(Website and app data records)
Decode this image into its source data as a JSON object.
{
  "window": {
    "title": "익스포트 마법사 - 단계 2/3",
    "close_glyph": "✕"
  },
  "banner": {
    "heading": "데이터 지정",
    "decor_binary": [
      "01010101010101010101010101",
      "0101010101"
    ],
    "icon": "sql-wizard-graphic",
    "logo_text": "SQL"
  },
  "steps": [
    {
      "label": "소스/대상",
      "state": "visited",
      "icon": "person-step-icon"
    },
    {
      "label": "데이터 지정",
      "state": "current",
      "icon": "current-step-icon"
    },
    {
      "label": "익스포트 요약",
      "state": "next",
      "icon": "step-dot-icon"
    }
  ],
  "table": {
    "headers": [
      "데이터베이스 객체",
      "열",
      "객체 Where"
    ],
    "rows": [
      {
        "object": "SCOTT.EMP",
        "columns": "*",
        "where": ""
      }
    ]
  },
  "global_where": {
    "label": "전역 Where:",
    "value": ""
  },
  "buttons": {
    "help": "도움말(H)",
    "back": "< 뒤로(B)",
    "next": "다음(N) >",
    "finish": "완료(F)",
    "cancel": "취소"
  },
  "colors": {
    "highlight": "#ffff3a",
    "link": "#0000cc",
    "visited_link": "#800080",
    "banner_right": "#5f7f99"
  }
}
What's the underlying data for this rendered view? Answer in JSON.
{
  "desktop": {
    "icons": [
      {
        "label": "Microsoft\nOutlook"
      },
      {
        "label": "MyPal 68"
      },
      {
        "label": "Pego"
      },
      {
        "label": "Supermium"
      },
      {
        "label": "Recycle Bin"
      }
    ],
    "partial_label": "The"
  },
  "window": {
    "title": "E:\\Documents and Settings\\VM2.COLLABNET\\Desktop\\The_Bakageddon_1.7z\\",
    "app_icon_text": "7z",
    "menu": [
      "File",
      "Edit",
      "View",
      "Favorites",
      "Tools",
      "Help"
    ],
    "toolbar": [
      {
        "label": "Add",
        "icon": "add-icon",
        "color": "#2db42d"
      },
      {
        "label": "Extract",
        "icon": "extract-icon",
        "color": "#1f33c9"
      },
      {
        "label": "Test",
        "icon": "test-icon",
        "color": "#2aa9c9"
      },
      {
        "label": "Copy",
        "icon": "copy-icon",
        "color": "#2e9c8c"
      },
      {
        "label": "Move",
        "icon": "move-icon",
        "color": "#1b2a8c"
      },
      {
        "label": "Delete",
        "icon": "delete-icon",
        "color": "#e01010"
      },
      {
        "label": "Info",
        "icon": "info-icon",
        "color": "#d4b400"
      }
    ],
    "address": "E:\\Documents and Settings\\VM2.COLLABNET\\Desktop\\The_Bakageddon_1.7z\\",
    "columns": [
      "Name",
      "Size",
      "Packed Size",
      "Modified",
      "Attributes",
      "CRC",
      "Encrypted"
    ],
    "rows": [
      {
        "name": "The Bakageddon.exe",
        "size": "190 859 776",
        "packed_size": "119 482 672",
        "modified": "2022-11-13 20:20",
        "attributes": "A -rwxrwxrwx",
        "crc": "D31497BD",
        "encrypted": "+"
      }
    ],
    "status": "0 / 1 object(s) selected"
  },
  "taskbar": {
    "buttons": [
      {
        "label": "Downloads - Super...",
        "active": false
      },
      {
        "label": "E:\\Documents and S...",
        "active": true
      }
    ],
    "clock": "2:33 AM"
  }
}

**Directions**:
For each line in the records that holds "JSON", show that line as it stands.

**Solution to this problem**:
Decode this image into its source data as a JSON object.
What's the underlying data for this rendered view? Answer in JSON.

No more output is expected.